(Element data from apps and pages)
■ ■ ■ ■ ■ ■ ■

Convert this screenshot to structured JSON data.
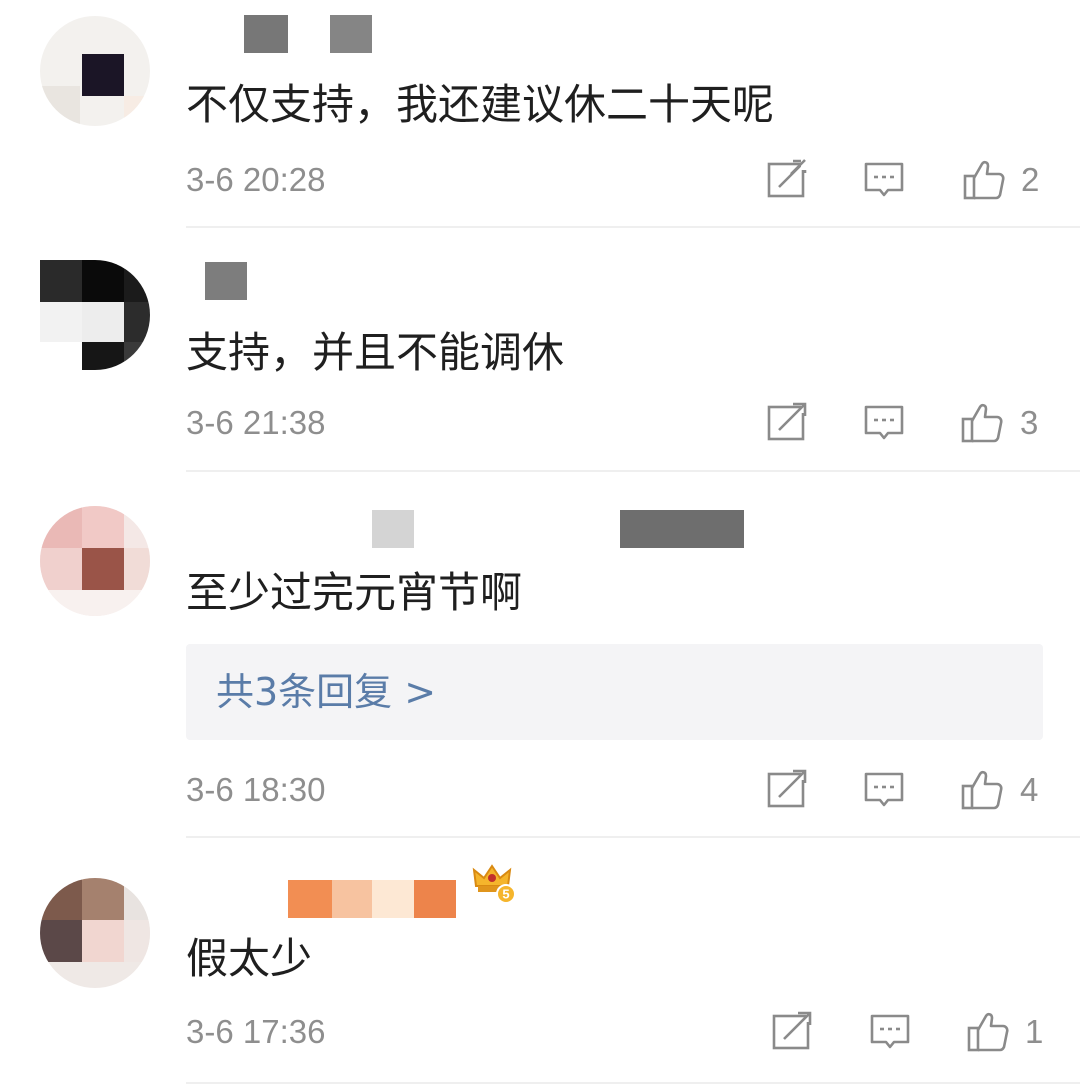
{
  "comments": [
    {
      "text": "不仅支持，我还建议休二十天呢",
      "time": "3-6 20:28",
      "likes": "2"
    },
    {
      "text": "支持，并且不能调休",
      "time": "3-6 21:38",
      "likes": "3"
    },
    {
      "text": "至少过完元宵节啊",
      "time": "3-6 18:30",
      "likes": "4",
      "replies_label": "共3条回复 >"
    },
    {
      "text": "假太少",
      "time": "3-6 17:36",
      "likes": "1",
      "badge": "crown-level-5",
      "badge_level": "5"
    }
  ],
  "icons": {
    "share": "share-icon",
    "reply": "comment-icon",
    "like": "thumbs-up-icon"
  },
  "colors": {
    "text": "#1f1f1f",
    "meta": "#8e8e8e",
    "link": "#5a7ca8",
    "reply_bg": "#f4f4f6"
  }
}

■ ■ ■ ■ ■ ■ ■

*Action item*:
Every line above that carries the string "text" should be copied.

*Your solution*:
      "text": "不仅支持，我还建议休二十天呢",
      "text": "支持，并且不能调休",
      "text": "至少过完元宵节啊",
      "text": "假太少",
    "text": "#1f1f1f",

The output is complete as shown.